- **Problem**:
A complete answer lists every line of the material where the string "accent" occurs.
________
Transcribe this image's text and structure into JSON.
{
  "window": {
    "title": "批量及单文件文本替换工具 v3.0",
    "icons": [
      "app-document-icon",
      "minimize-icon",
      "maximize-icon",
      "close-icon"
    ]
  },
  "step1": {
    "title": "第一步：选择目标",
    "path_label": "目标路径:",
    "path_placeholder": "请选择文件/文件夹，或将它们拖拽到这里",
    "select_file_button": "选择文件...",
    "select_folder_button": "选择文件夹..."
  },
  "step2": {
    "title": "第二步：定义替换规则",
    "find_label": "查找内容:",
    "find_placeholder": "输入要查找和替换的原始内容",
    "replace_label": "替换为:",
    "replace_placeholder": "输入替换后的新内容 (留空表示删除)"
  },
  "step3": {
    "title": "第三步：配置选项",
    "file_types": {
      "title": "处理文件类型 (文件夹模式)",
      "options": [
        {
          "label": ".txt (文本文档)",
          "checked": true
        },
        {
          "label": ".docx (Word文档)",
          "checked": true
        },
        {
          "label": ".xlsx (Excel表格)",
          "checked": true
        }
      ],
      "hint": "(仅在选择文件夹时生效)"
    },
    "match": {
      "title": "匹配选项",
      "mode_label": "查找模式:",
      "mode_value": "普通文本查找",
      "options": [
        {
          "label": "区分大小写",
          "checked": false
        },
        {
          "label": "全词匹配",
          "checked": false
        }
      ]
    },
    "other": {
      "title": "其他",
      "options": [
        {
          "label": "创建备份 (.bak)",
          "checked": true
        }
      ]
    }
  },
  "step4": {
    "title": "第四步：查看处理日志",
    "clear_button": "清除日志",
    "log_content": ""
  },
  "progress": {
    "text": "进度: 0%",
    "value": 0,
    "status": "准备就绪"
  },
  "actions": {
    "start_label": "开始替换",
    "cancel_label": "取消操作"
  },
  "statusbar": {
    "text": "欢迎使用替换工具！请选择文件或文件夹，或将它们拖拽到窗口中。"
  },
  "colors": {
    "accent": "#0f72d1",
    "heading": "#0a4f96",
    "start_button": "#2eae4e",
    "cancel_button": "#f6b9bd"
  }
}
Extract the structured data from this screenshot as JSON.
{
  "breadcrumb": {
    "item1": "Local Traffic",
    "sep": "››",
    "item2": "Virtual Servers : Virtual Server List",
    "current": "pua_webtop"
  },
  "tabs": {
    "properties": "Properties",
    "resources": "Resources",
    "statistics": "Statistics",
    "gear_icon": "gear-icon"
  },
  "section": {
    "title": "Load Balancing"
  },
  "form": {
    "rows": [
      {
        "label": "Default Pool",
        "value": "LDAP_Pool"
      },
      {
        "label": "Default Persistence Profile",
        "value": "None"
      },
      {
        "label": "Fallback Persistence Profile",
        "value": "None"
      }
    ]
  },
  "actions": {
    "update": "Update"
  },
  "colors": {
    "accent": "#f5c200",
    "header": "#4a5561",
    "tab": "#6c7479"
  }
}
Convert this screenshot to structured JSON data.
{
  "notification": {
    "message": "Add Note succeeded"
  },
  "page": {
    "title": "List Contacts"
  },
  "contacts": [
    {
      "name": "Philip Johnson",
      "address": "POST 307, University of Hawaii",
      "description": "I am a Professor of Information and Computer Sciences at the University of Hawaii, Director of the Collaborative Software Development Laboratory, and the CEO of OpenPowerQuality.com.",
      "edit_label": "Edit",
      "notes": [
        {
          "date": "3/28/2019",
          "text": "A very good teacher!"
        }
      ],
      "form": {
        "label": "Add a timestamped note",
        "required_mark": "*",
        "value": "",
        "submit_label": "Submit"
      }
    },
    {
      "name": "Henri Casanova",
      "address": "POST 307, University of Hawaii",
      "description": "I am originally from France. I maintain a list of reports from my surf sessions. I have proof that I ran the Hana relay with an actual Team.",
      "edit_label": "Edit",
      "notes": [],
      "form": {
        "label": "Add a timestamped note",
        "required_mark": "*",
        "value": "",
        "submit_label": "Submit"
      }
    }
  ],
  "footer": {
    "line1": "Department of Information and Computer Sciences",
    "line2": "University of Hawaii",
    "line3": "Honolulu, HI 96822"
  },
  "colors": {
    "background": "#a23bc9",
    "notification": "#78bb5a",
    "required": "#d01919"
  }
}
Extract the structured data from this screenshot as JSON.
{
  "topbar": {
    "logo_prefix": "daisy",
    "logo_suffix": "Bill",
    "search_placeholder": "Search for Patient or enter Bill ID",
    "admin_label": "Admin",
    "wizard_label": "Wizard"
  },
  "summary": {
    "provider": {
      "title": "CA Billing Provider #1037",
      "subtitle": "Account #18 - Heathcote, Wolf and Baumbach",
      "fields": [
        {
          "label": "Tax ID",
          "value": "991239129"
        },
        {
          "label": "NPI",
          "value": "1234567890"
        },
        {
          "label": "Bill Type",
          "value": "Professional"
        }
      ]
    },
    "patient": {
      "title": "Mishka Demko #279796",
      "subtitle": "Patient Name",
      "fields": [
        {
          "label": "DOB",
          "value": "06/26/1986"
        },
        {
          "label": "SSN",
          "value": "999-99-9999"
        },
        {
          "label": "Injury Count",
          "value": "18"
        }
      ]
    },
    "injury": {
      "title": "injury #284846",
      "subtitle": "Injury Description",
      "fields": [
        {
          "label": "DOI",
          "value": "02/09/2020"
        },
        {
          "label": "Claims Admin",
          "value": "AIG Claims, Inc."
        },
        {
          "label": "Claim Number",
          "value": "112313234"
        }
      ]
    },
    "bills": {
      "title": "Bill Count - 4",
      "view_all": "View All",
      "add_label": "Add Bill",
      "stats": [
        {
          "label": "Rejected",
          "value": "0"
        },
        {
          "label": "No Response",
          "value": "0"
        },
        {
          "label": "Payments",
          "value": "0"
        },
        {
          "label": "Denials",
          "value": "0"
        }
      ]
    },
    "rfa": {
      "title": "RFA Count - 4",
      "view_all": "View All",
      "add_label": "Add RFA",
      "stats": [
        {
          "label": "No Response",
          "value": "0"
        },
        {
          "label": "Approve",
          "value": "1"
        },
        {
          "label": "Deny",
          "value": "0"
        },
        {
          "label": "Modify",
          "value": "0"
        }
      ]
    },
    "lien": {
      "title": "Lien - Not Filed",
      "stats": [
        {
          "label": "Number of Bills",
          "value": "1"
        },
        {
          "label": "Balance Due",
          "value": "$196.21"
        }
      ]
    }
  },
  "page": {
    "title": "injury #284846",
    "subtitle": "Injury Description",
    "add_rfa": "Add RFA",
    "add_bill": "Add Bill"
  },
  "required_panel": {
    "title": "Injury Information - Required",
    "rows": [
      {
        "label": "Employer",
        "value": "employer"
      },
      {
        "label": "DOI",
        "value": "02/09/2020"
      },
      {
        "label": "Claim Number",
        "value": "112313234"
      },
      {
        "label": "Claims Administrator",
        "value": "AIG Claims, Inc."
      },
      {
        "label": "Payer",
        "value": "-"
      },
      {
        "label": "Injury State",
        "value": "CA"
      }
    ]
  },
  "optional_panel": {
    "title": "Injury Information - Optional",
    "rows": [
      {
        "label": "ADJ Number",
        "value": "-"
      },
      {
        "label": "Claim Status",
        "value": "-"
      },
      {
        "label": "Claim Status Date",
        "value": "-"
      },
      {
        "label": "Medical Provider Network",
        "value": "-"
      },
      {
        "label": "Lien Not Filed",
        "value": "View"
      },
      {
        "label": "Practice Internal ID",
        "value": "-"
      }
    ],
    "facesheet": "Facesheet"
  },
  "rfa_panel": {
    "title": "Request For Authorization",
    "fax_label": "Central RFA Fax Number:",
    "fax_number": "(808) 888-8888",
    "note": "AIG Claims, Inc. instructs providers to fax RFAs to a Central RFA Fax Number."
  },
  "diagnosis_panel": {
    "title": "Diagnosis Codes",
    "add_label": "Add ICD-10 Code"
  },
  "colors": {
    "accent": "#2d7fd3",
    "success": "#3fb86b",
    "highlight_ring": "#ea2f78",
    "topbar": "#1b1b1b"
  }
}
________
- **Response**:
    "accent": "#0f72d1",
    "accent": "#f5c200",
    "accent": "#2d7fd3",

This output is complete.